You can’t effectively implement any problem-solving strategies unless you know the problem. Every industry has it’s way of keeping a problem from being solved; moving targets, feature creep, change of scope. It is the fastest way to de-rail or outspend your ability to solve the problems. That’s not saying your problem can’t change but you have to handle things more cyclically–in iterations where you can complete something before you begin something anew.

Evolving Thoughts Lead to More Problems

Most solutions are straight forward.

I have a goal, there are steps required to get that done, do the steps, achieve the goal. Nice and tidy.

One caveat that strikes out at all projects is growing awareness of a real solution, a different solution, due to generally a lack of understanding what was originally needed. This is where good planning and thought is key.

Let’s Build a Pool!

A simple example, build a pool in the backyard.

Without much thinking all I really have to do is go dig out a hole, gloss it with cement, and fill the hole with water. Wow, that’s easy, a weekend project. Right?
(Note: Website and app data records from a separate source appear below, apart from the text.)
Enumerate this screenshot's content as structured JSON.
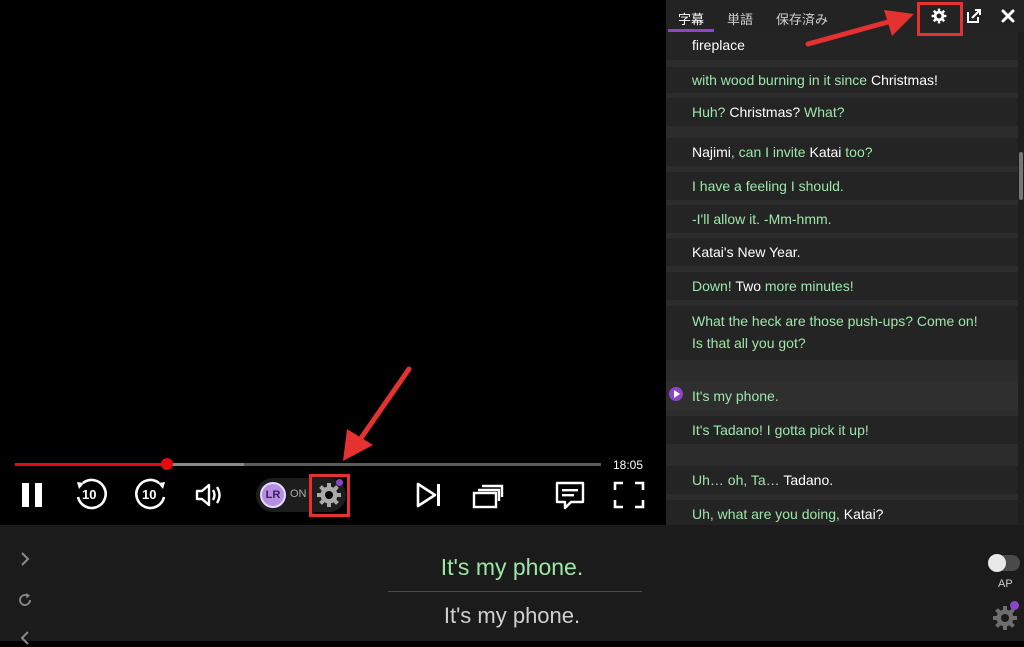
{
  "player": {
    "time_remaining": "18:05",
    "progress_fraction": 0.259,
    "buffer_fraction": 0.39,
    "rewind_label": "10",
    "forward_label": "10",
    "lr_logo_text": "LR",
    "lr_status": "ON"
  },
  "panel": {
    "tabs": [
      {
        "label": "字幕"
      },
      {
        "label": "単語"
      },
      {
        "label": "保存済み"
      }
    ],
    "subtitles": [
      {
        "text": "fireplace",
        "words": [
          {
            "t": "fireplace",
            "known": true
          }
        ]
      },
      {
        "words": [
          {
            "t": "with wood burning in it since ",
            "known": false
          },
          {
            "t": "Christmas!",
            "known": true
          }
        ]
      },
      {
        "words": [
          {
            "t": "Huh? ",
            "known": false
          },
          {
            "t": "Christmas?",
            "known": true
          },
          {
            "t": " What?",
            "known": false
          }
        ]
      },
      {
        "words": [
          {
            "t": "Najimi",
            "known": true
          },
          {
            "t": ", can I invite ",
            "known": false
          },
          {
            "t": "Katai",
            "known": true
          },
          {
            "t": " too?",
            "known": false
          }
        ]
      },
      {
        "words": [
          {
            "t": "I have a feeling I should.",
            "known": false
          }
        ]
      },
      {
        "words": [
          {
            "t": "-I'll allow it. -Mm-hmm.",
            "known": false
          }
        ]
      },
      {
        "words": [
          {
            "t": "Katai's New Year.",
            "known": true
          }
        ]
      },
      {
        "words": [
          {
            "t": "Down!",
            "known": false
          },
          {
            "t": " Two ",
            "known": true
          },
          {
            "t": "more minutes!",
            "known": false
          }
        ]
      },
      {
        "words": [
          {
            "t": "What the heck are those push-ups? Come on! Is that all you got?",
            "known": false
          }
        ]
      },
      {
        "words": [
          {
            "t": "It's my phone.",
            "known": false
          }
        ]
      },
      {
        "words": [
          {
            "t": "It's Tadano! I gotta pick it up!",
            "known": false
          }
        ]
      },
      {
        "words": [
          {
            "t": "Uh… oh, Ta… ",
            "known": false
          },
          {
            "t": "Tadano.",
            "known": true
          }
        ]
      },
      {
        "words": [
          {
            "t": "Uh, what are you doing, ",
            "known": false
          },
          {
            "t": "Katai?",
            "known": true
          }
        ]
      }
    ]
  },
  "bottom": {
    "line1_words": [
      {
        "t": "It's ",
        "known": false
      },
      {
        "t": "my phone.",
        "known": false
      }
    ],
    "line2": "It's my phone.",
    "ap_label": "AP"
  },
  "colors": {
    "accent": "#8e44c9",
    "progress": "#e50914",
    "learn_word": "#9de6a8",
    "highlight_box": "#e5312f"
  }
}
Of course, I hope your common sense has activated here tossing out the issues with such logic:

  • what is the grounds composition
  • how do you make a concrete or sealing layer
  • what about draining
  • what about cleaning
  • etc, etc, etc.
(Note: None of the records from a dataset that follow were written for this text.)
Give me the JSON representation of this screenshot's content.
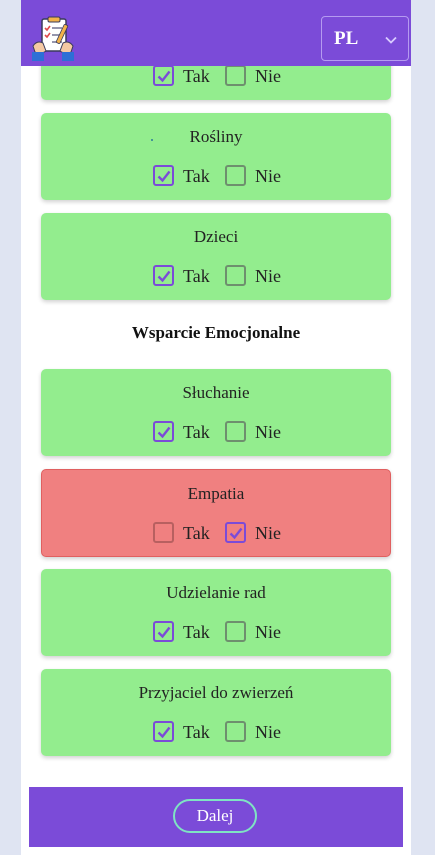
{
  "header": {
    "language": "PL"
  },
  "options": {
    "yes": "Tak",
    "no": "Nie"
  },
  "cards_top": [
    {
      "title": "",
      "yes_checked": true,
      "no_checked": false
    },
    {
      "title": "Rośliny",
      "yes_checked": true,
      "no_checked": false
    },
    {
      "title": "Dzieci",
      "yes_checked": true,
      "no_checked": false
    }
  ],
  "section": {
    "title": "Wsparcie Emocjonalne"
  },
  "cards_emotional": [
    {
      "title": "Słuchanie",
      "yes_checked": true,
      "no_checked": false
    },
    {
      "title": "Empatia",
      "yes_checked": false,
      "no_checked": true
    },
    {
      "title": "Udzielanie rad",
      "yes_checked": true,
      "no_checked": false
    },
    {
      "title": "Przyjaciel do zwierzeń",
      "yes_checked": true,
      "no_checked": false
    }
  ],
  "footer": {
    "next_label": "Dalej"
  },
  "colors": {
    "primary": "#7b4bd8",
    "card_ok": "#93ed8e",
    "card_bad": "#f08080",
    "background": "#dfe4f2"
  }
}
Now if you started this project like we have you’ll probably stumble into each and every one of these–and so many more–that you’ll never get the pool built because you keep finding things you should have thought through before.
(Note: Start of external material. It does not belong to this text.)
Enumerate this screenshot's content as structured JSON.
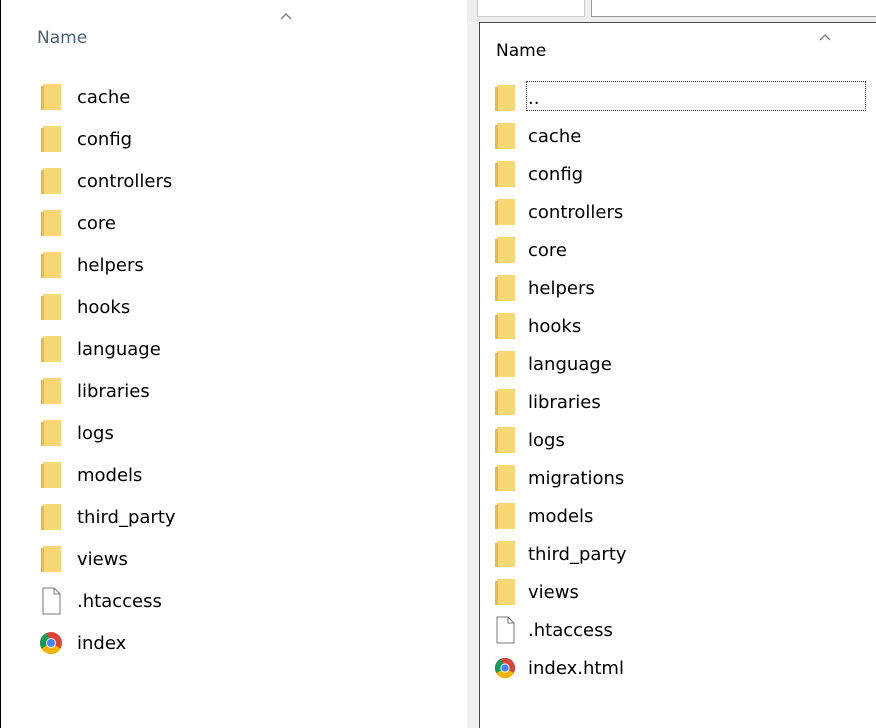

Problem Solving Strategies Requires Knowing the Problem

Can it be said any simpler? Don’t just jump into solving things without a care as to the steps involved. Think through your problem in a few passes.

  • High-level: overall objectives, outcomes, you’re a rockstar
  • Mid-level: milestones, stepping stones to larger objectives, an idea of the playing field
  • Low-level: runway or the atomic level, the actual steps to complete each piece

David Allen and others are good at saying that if you have a next action that makes you ponder what you’re supposed to be doing then it wasn’t a next action but a cluster of them. Straighten those out until you can see what is really before you. Even if you aren’t qualified to know the steps you know you need to ask someone else who does have the qualifications to know.

You Know the Problem Now Solve for It

Now you can be objective. You see where you want to go and you can track all of the requirements to the next step in front of you. Whether you are building a pool, starting a company, hiring a consultant, initiating a project couldn’t be easier.

If at any time you feel unsure of what you are doing take a moment, close a door, shut off the tv, book it on your calendar–and think well about what you are trying to accomplish. Most of us don’t have the luxury to waste time and money. By giving yourself a little more attention to think through your objectives it will save you both time and money.

What’s your next project? Do you know what it will take to get you there?